Take him out of the ballgame? That would seem to the logical conclusion when it comes to home plate umpires if the decision is based on accuracy in calling balls and strikes. But in a game built on tradition, there’s more at play than being 100 percent correct.
In the latest look at how technology could potentially alter yet another sport, HBO gets in on the ongoing debate over whether it’s time for baseball’s lovably blind yet nostalgically perfect umpires to give way to computer pitch trackers.
A new episode of “Real Sports with Bryant Gumbel” airs Tuesday night, and former player and Major League Baseball analyst Eric Byrnes is the protagonist saying the time has come to give in to the data.
“They used to not hit with batting helmets. They used to not let Latin or African Americans play baseball. They used to travel on trains. The world’s evolving.
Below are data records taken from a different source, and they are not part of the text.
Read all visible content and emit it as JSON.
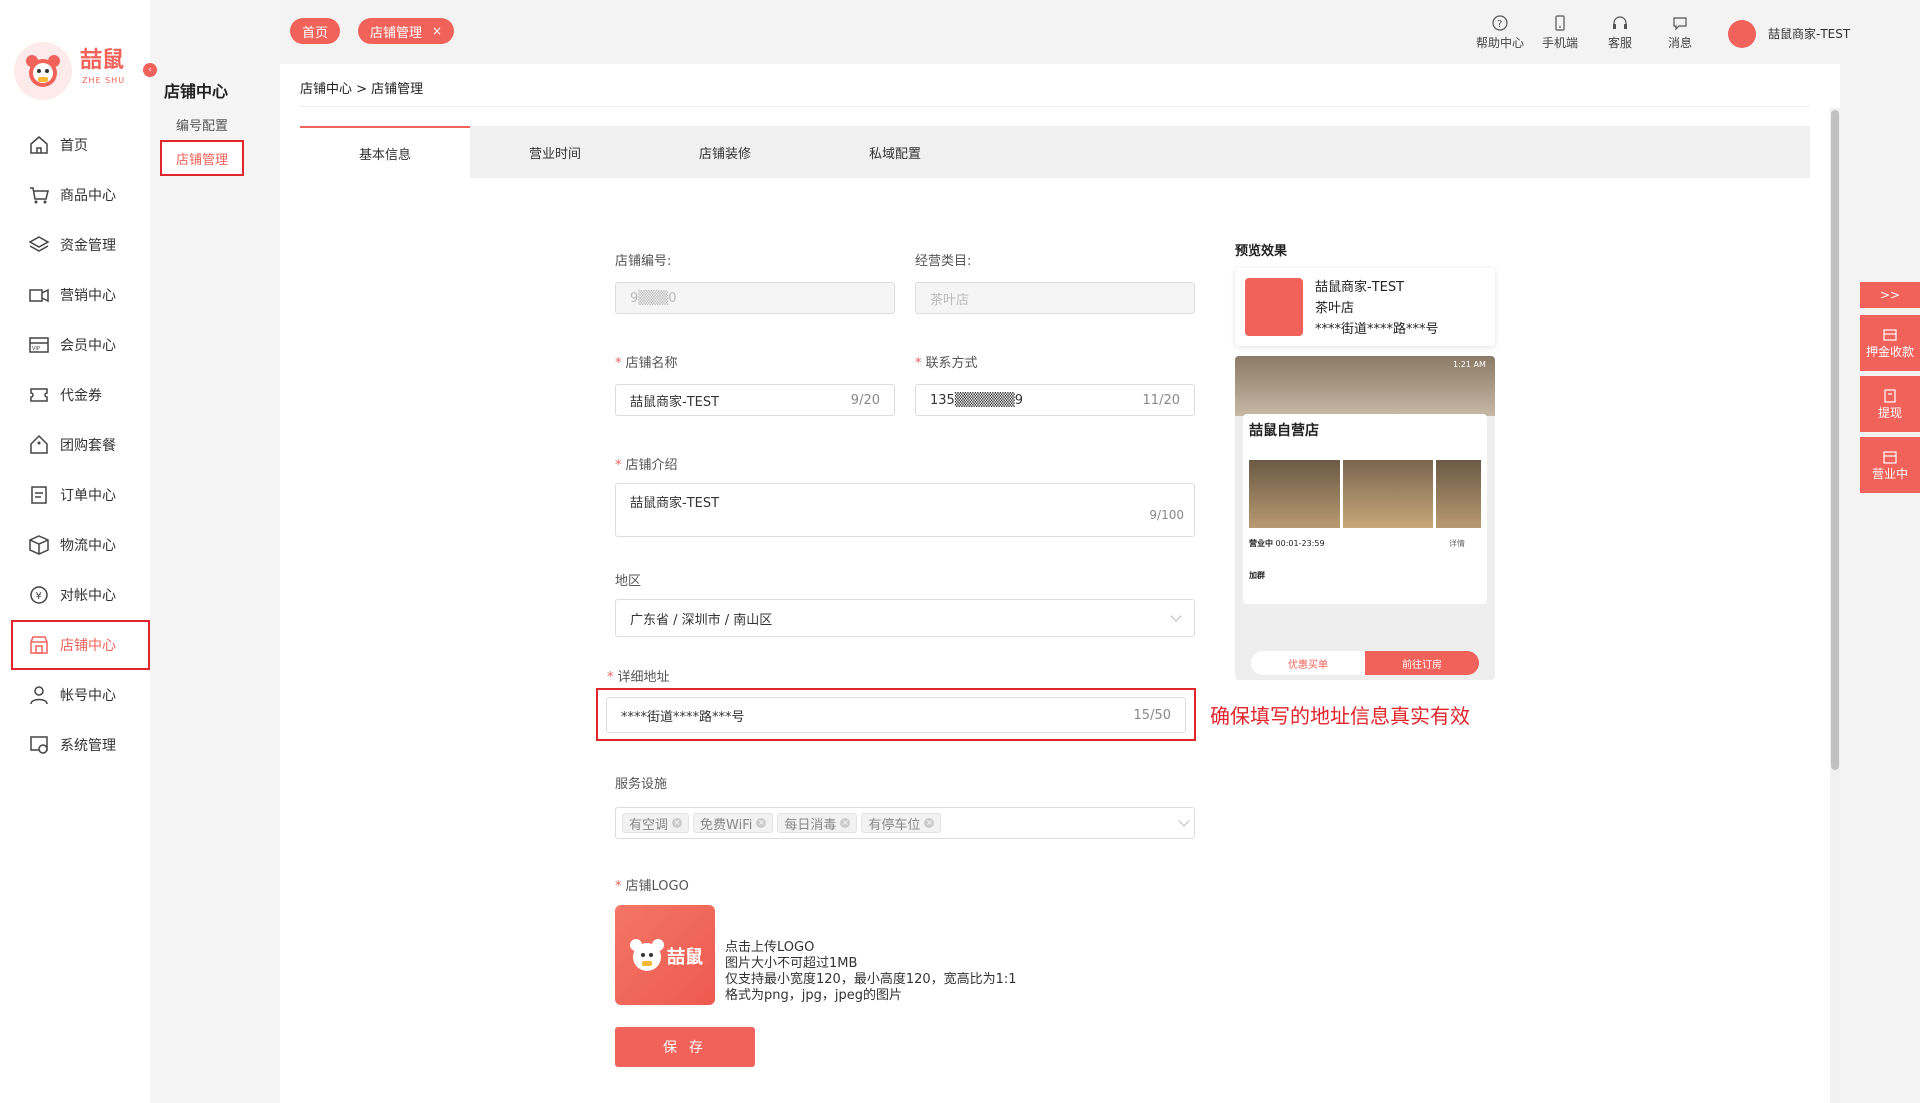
{
  "brand": {
    "name": "喆鼠",
    "sub": "ZHE SHU"
  },
  "nav": [
    {
      "label": "首页",
      "icon": "home-icon"
    },
    {
      "label": "商品中心",
      "icon": "cart-icon"
    },
    {
      "label": "资金管理",
      "icon": "layers-icon"
    },
    {
      "label": "营销中心",
      "icon": "megaphone-icon"
    },
    {
      "label": "会员中心",
      "icon": "vip-card-icon"
    },
    {
      "label": "代金券",
      "icon": "coupon-icon"
    },
    {
      "label": "团购套餐",
      "icon": "tag-icon"
    },
    {
      "label": "订单中心",
      "icon": "order-icon"
    },
    {
      "label": "物流中心",
      "icon": "box-icon"
    },
    {
      "label": "对帐中心",
      "icon": "yen-icon"
    },
    {
      "label": "店铺中心",
      "icon": "store-icon"
    },
    {
      "label": "帐号中心",
      "icon": "user-icon"
    },
    {
      "label": "系统管理",
      "icon": "settings-icon"
    }
  ],
  "subnav": {
    "title": "店铺中心",
    "items": [
      "编号配置",
      "店铺管理"
    ]
  },
  "topbar": {
    "tags": [
      {
        "label": "首页"
      },
      {
        "label": "店铺管理",
        "close": "×"
      }
    ],
    "icons": [
      {
        "label": "帮助中心"
      },
      {
        "label": "手机端"
      },
      {
        "label": "客服"
      },
      {
        "label": "消息"
      }
    ],
    "user": "喆鼠商家-TEST"
  },
  "breadcrumb": "店铺中心 > 店铺管理",
  "tabs": [
    "基本信息",
    "营业时间",
    "店铺装修",
    "私域配置"
  ],
  "form": {
    "store_no_label": "店铺编号:",
    "store_no_value": "9▒▒▒0",
    "category_label": "经营类目:",
    "category_value": "茶叶店",
    "name_label": "店铺名称",
    "name_value": "喆鼠商家-TEST",
    "name_count": "9/20",
    "contact_label": "联系方式",
    "contact_value": "135▒▒▒▒▒▒9",
    "contact_count": "11/20",
    "intro_label": "店铺介绍",
    "intro_value": "喆鼠商家-TEST",
    "intro_count": "9/100",
    "region_label": "地区",
    "region_value": "广东省 / 深圳市 / 南山区",
    "address_label": "详细地址",
    "address_value": "****街道****路***号",
    "address_count": "15/50",
    "facilities_label": "服务设施",
    "facilities": [
      "有空调",
      "免费WiFi",
      "每日消毒",
      "有停车位"
    ],
    "logo_label": "店铺LOGO",
    "logo_hints": [
      "点击上传LOGO",
      "图片大小不可超过1MB",
      "仅支持最小宽度120，最小高度120，宽高比为1:1",
      "格式为png，jpg，jpeg的图片"
    ],
    "save": "保 存"
  },
  "preview": {
    "title": "预览效果",
    "name": "喆鼠商家-TEST",
    "category": "茶叶店",
    "address": "****街道****路***号",
    "phone": {
      "time": "1:21 AM",
      "store": "喆鼠自营店",
      "open": "营业中",
      "hours": "00:01-23:59",
      "detail": "详情",
      "join": "加群",
      "btn1": "优惠买单",
      "btn2": "前往订房"
    }
  },
  "annotation": "确保填写的地址信息真实有效",
  "right_panel": [
    ">>",
    "押金收款",
    "提现",
    "营业中"
  ],
  "colors": {
    "accent": "#f0625a",
    "highlight": "#e0252c"
  }
}
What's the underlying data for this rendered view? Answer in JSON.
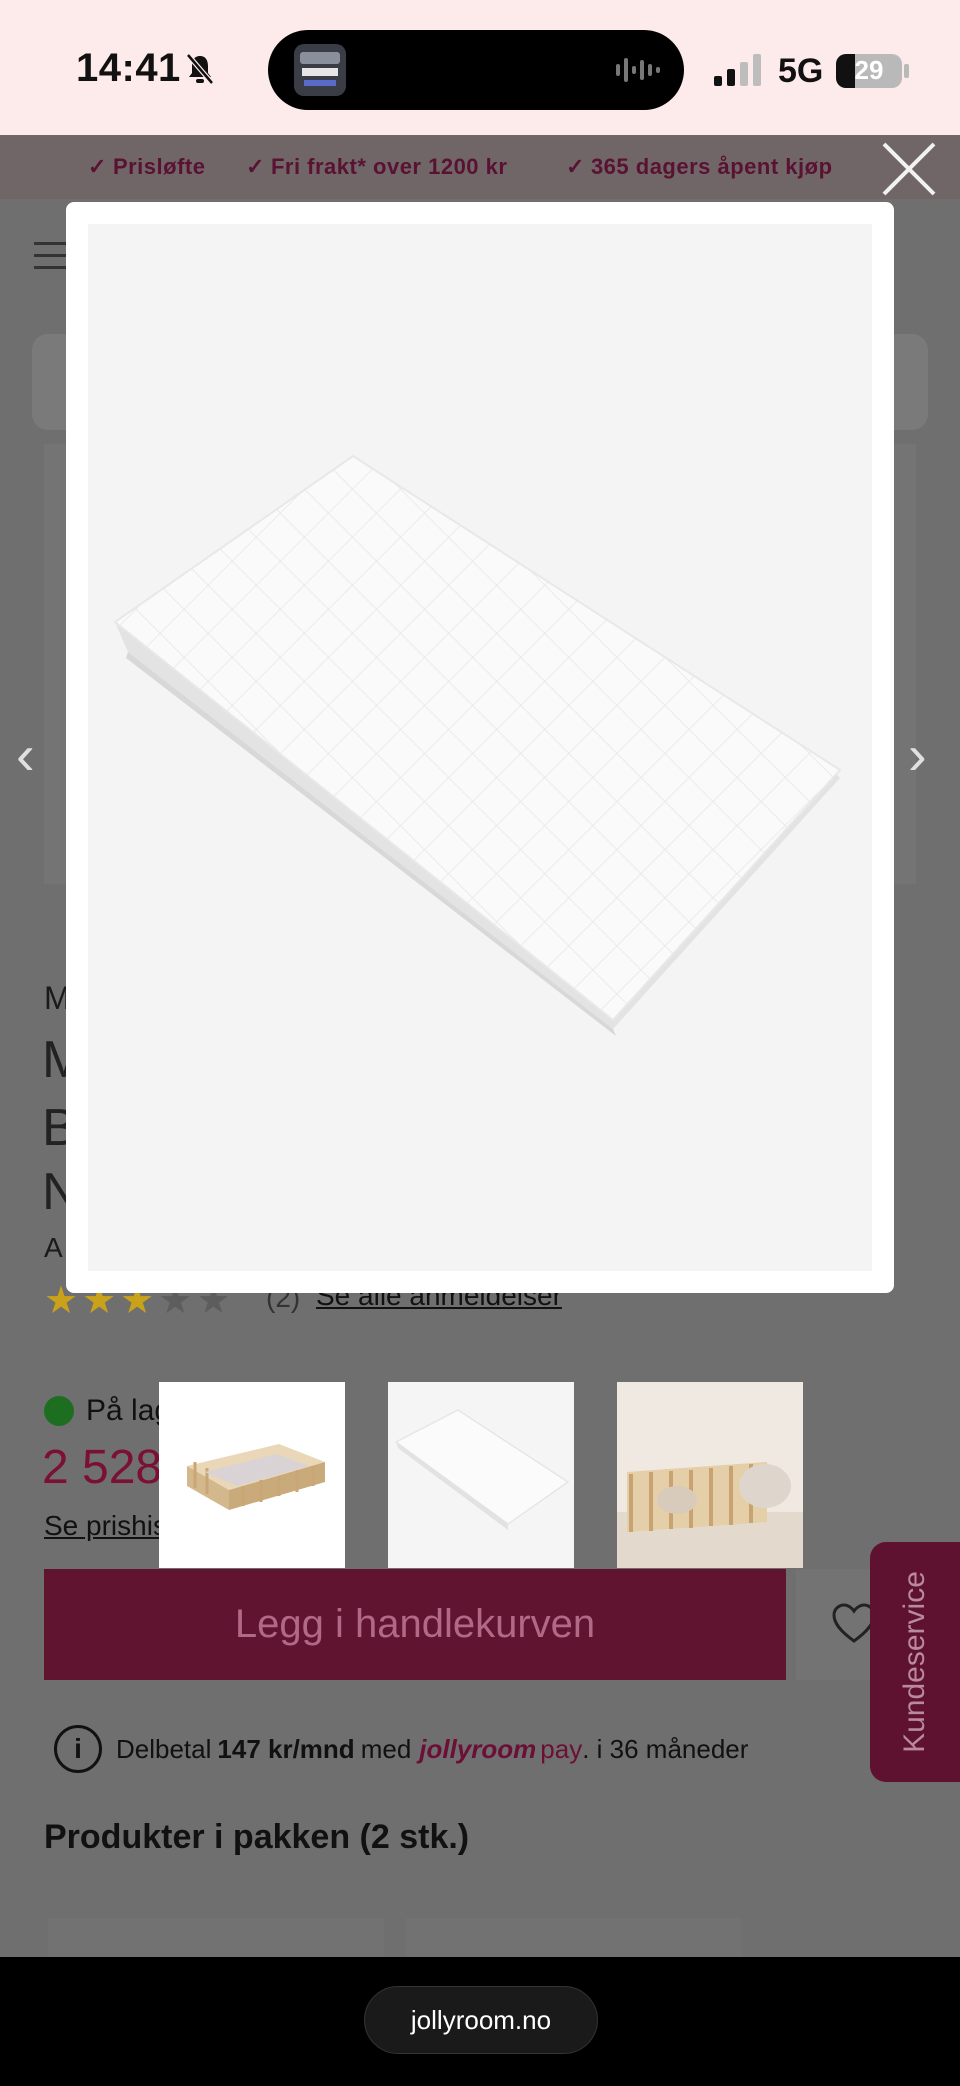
{
  "status_bar": {
    "time": "14:41",
    "network": "5G",
    "battery": "29",
    "battery_level": 0.29,
    "icons": [
      "bell-slash-icon",
      "waveform-icon",
      "signal-icon",
      "battery-icon"
    ]
  },
  "promo_bar": {
    "items": [
      "Prisløfte",
      "Fri frakt* over 1200 kr",
      "365 dagers åpent kjøp"
    ]
  },
  "background_page": {
    "brand_initial": "M",
    "title_lines": [
      "M",
      "B",
      "N"
    ],
    "article_initial": "A",
    "rating": {
      "stars_filled": 3,
      "stars_total": 5,
      "count": "(2)",
      "link": "Se alle anmeldelser"
    },
    "stock": "På lag",
    "price": "2 528",
    "price_history": "Se prishis",
    "add_to_cart": "Legg i handlekurven",
    "installment": {
      "prefix": "Delbetal",
      "amount": "147 kr/mnd",
      "middle": "med",
      "brand": "jollyroom",
      "brand_suffix": "pay",
      "suffix": ". i 36 måneder"
    },
    "bundle_title": "Produkter i pakken (2 stk.)",
    "customer_service": "Kundeservice"
  },
  "lightbox": {
    "image_subject": "quilted-white-mattress",
    "thumbnails": [
      "wooden-floor-bed",
      "white-mattress",
      "bed-in-room"
    ],
    "selected_thumbnail": 1
  },
  "browser": {
    "url": "jollyroom.no"
  },
  "colors": {
    "brand": "#6b0f34",
    "promo_text": "#5a1233",
    "star": "#c9a21a",
    "stock": "#1e6e22"
  }
}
It happens,” Byrnes says about the sacred nature of not messing with America’s pastime.
But Jerry Crawford, a Major League umpire for 34 years, says “Traditions make the game of baseball” and he doesn’t care what the math professor from Yale thinks. Toby Moskowitz is that professor, and he analyzed every pitch — about a million of them — over the last 3 1/2 years for MLB.
According to HBO, Moskowitz found found that since 2013, the umpires are only about 88 percent accurate, getting one out of every eight ball/strike calls wrong, which adds up to more than 30,000 mistakes a year.
In the trailer for the episode, Byrnes suits up as home plate ump for a minor league game. He calls the game with the help of several cameras and a technician relaying calls to him via an earpiece. He said afterward that the game looked and felt just like any other game we’ve ever watched, with one exception. “There’s wasn’t one blown call,” Byrnes said.
HBO said in its news release that it couldn’t get the league or any players to talk on the record about umpire mistakes. But GeekWire heard from several players and members of the Seattle Mariners organization when we put the question to them in July before the Sports Tech Summit. Watch here:
And watch “Real Sports with Bryant Gumbel” on HBO on Tuesday at 10 p.m. ET.